START PROVIDED MATERIAL

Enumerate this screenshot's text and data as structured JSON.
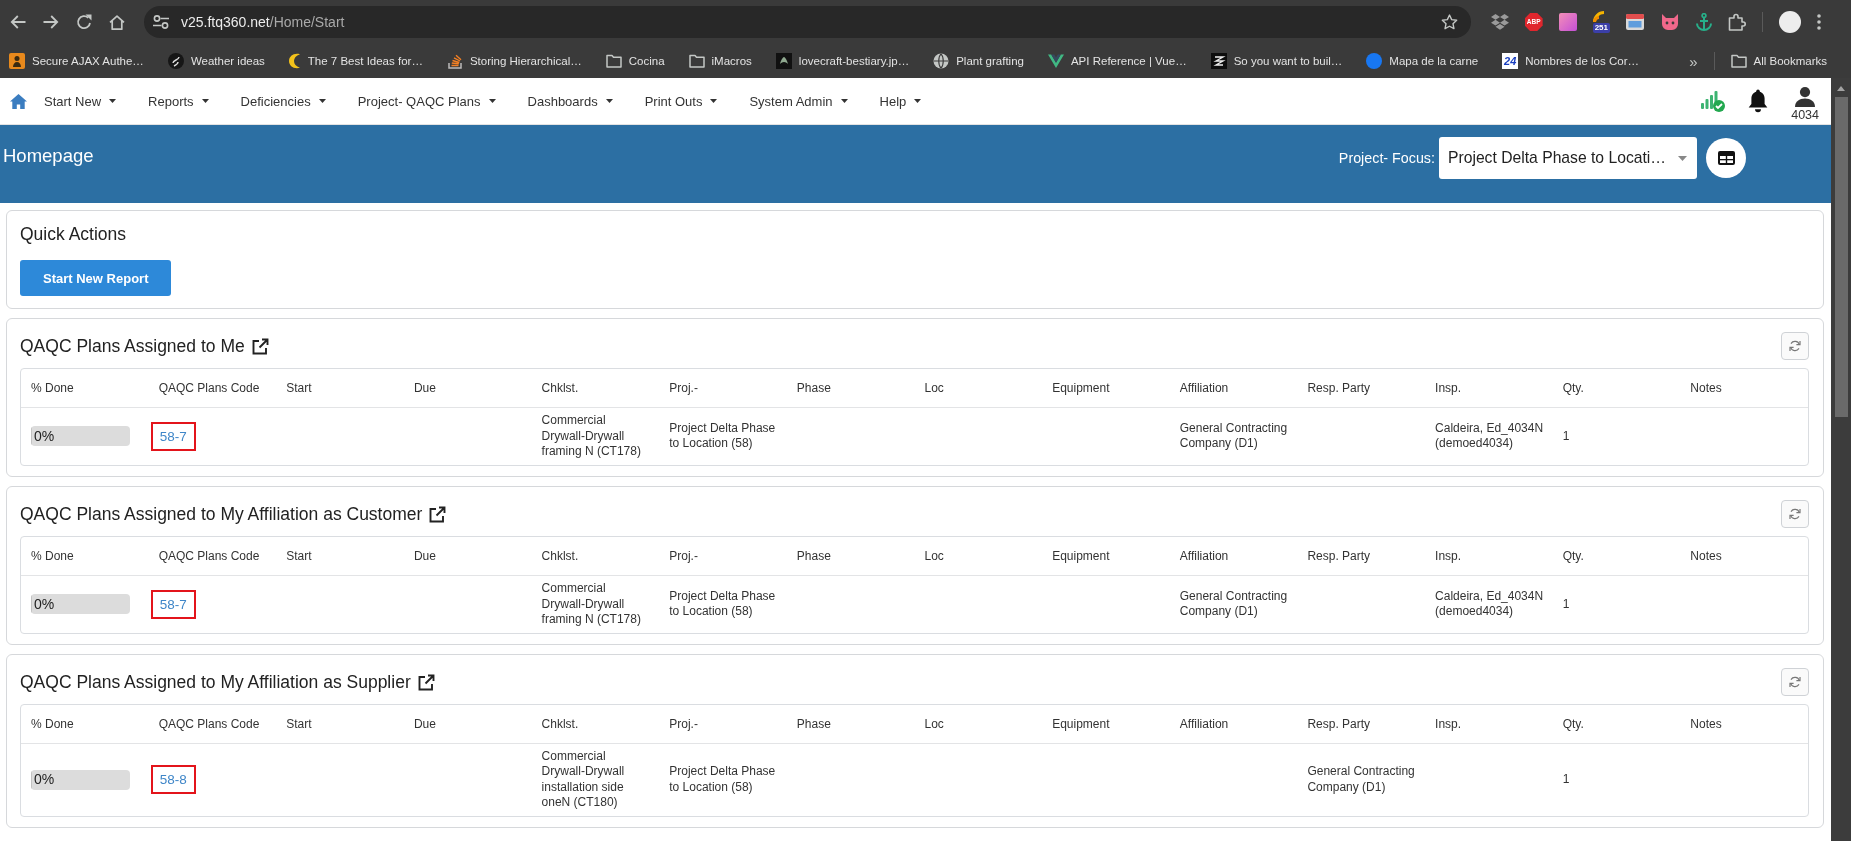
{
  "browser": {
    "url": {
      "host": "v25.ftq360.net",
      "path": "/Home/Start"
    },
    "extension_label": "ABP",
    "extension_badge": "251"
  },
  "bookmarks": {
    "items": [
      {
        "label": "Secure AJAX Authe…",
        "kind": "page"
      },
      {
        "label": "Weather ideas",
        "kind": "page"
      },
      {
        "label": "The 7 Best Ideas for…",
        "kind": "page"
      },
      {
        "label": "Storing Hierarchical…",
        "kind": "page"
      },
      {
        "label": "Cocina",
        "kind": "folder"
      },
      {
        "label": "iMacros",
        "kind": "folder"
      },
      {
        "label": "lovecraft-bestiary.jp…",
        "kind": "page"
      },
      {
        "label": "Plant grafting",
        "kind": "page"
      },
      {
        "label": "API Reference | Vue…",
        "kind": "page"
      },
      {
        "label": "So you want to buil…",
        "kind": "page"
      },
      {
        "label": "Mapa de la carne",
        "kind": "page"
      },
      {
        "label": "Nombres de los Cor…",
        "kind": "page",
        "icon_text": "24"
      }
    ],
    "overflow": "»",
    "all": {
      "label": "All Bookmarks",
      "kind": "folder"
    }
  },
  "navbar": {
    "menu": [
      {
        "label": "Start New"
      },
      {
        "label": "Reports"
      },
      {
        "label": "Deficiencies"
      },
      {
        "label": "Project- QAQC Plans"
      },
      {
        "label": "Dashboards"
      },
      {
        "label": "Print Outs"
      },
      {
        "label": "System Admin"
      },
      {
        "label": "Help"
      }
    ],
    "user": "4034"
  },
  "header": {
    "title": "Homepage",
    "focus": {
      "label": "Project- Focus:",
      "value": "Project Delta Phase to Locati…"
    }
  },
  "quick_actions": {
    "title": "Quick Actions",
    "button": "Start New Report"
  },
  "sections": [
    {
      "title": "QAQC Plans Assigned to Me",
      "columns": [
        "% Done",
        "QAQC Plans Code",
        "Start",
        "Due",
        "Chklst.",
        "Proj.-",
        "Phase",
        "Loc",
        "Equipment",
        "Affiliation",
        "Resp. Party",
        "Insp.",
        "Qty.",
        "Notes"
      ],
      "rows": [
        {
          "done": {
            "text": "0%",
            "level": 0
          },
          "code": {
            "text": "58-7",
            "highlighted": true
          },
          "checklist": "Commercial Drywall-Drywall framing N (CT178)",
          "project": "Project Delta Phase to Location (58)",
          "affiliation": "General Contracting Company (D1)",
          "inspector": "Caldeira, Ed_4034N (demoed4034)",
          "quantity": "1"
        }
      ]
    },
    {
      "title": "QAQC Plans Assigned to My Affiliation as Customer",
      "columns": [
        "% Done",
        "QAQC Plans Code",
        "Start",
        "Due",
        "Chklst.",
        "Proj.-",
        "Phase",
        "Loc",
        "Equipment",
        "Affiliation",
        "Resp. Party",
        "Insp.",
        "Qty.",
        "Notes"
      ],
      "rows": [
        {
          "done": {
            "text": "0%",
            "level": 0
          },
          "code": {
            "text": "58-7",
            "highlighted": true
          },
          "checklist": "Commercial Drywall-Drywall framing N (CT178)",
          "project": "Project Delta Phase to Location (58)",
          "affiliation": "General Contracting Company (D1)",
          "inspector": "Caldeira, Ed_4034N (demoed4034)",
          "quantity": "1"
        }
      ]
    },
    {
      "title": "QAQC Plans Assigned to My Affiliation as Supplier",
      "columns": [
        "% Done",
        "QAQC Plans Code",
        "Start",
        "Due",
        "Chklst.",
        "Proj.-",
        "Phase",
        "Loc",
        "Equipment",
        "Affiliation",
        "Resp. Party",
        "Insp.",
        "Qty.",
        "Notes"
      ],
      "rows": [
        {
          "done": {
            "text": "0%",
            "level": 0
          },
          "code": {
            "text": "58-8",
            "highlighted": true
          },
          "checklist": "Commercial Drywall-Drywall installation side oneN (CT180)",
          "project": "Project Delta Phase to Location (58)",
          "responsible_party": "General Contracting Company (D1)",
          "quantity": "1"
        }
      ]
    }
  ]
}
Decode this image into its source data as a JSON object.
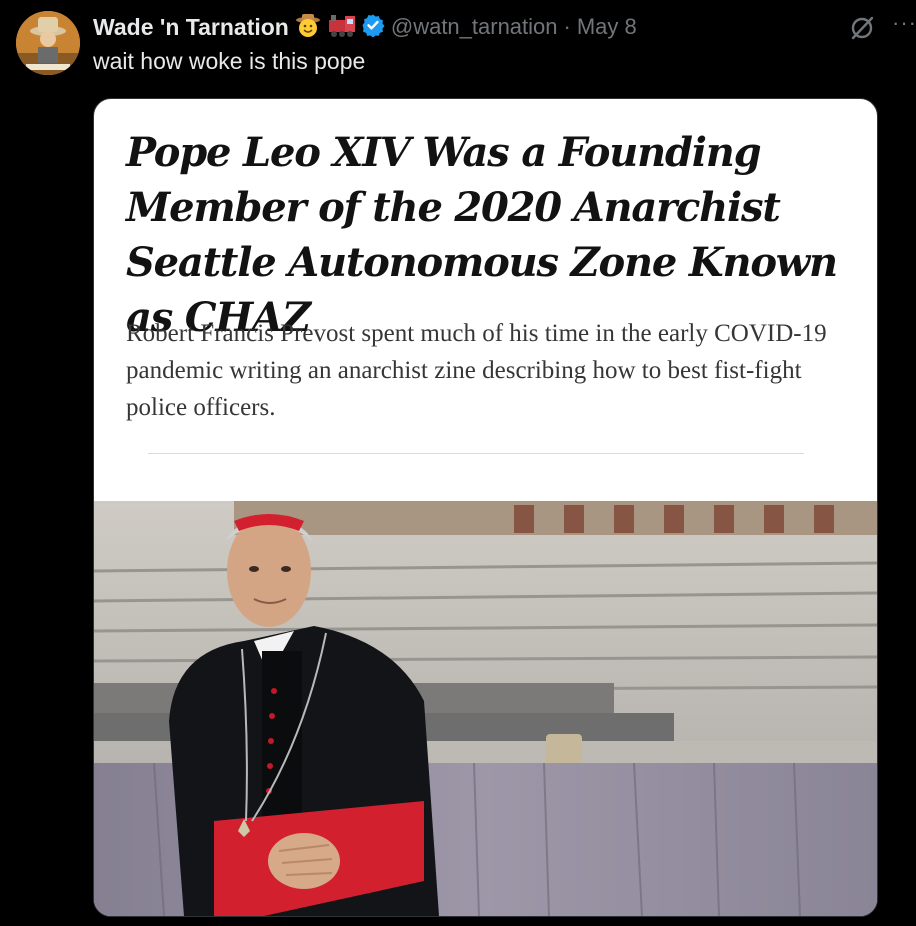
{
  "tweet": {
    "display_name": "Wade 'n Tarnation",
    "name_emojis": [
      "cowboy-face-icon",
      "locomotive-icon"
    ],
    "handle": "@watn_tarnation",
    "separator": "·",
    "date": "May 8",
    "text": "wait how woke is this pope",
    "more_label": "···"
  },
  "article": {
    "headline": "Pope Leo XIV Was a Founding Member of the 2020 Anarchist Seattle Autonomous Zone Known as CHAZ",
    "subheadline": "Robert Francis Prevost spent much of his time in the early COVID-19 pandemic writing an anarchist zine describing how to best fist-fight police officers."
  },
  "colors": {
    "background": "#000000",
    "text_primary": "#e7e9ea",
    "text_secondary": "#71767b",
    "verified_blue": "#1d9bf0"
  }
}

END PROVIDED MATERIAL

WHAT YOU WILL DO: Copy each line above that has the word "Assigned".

ANSWER AREA:
      "title": "QAQC Plans Assigned to Me",
      "title": "QAQC Plans Assigned to My Affiliation as Customer",
      "title": "QAQC Plans Assigned to My Affiliation as Supplier",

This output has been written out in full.